As Stanford Hoover Fellow Niall Ferguson wrote recently in Bloomberg,
According to the Rhodium Group, China's gross flows of foreign domestic investment to the U.S. in 2019 totaled $4.8 billion. But gross U.S. FDI flows to China were $13.3 billion. The pandemic did not stop the influx of American money into China. Last November, JPMorgan Chase & Co. spent $1 billion buying full ownership of its Chinese joint venture. Goldman Sachs Group Inc. and Morgan Stanley became controlling owners of their Chinese securities ventures. Just about every major name in American finance did some kind of China deal last year.
And it wasn't only Wall Street. PepsiCo Inc. spent $705 million on a Chinese snack brand. Tesla Inc. ramped up its Chinese production. There were also massive flows of U.S. capital into Chinese onshore bonds. Chinese equities, too, found American buyers. "From an AI chip designer whose founders worked at the Chinese Academy of Sciences, to Jack Ma's fast-growing and highly lucrative fintech unicorn Ant Group and cash cow mineral-water bottler Nongfu Spring Co., President Xi Jinping's China has plenty to offer global investors," my Bloomberg opinion colleague Shuli Ren wrote last September.

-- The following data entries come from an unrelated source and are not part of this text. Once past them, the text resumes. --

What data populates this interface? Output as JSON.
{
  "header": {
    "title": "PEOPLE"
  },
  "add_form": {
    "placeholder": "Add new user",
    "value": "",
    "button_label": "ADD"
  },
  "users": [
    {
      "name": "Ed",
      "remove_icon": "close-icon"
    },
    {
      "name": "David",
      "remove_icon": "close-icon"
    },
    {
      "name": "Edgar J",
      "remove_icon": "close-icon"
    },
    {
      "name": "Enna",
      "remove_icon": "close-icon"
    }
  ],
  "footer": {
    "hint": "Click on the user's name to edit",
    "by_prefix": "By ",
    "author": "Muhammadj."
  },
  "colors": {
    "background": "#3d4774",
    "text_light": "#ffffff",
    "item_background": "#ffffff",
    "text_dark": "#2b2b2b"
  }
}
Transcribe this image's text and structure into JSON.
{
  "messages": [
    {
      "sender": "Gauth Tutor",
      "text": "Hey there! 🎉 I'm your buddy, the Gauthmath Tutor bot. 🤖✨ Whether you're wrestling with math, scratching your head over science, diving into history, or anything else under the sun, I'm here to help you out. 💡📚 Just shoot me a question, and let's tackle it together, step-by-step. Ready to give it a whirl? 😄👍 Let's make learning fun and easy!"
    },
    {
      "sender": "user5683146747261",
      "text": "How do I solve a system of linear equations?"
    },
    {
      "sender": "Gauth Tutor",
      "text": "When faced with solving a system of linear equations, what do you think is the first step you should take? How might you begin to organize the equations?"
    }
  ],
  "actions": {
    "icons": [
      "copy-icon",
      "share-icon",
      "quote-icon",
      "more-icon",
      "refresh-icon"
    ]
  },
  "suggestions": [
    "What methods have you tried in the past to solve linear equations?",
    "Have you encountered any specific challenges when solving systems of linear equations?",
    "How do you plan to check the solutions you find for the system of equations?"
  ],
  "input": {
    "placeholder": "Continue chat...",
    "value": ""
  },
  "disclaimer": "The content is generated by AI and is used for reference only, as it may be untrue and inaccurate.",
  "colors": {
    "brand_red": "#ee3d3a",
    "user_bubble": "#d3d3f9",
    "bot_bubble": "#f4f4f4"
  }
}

What JPMorgan Chase & Co. doesn't seem to understand is that full ownership of a Chinese joint venture means little to nothing within Chinese borders. Just look at Jack Ma. Look at Didi.
Here's Niall again, a man after my own heart: "Wait, you're saying that investing in the other side in the early phase of Cold War II might have been a bad idea? You're telling me that 'long totalitarianism' was not a smart trade?"
To use an Evan Anderson analogy, Wall Street is playing a game of chess. The CCP is playing Go.
Those in military and security should be on high alert, particularly if they're involved in any operation that could be perceived as critical to the infrastructure of Western democracies. Yes, this includes key strategic businesses. The chances of attack by foreign adversaries, always high, are currently at astronomical levels.
Those in business should be reducing dependencies on Chinese supply chains and creating backup plans for complete disengagement with China on a 3- to 12-month timeline, should it become necessary.
Those on Wall Street still plunging money into China should spend 24 hours binge-watching instructional Go strategy videos on YouTube and then attend a 10-day vipassana retreat.
Ideally, all of this would be resolved via diplomacy, but Xi's past behavior doesn't make that seem particularly likely. I'd put the chance at about 5%.
In either case, let's plan for the worst - and hope for the best.
Your comments are always welcome.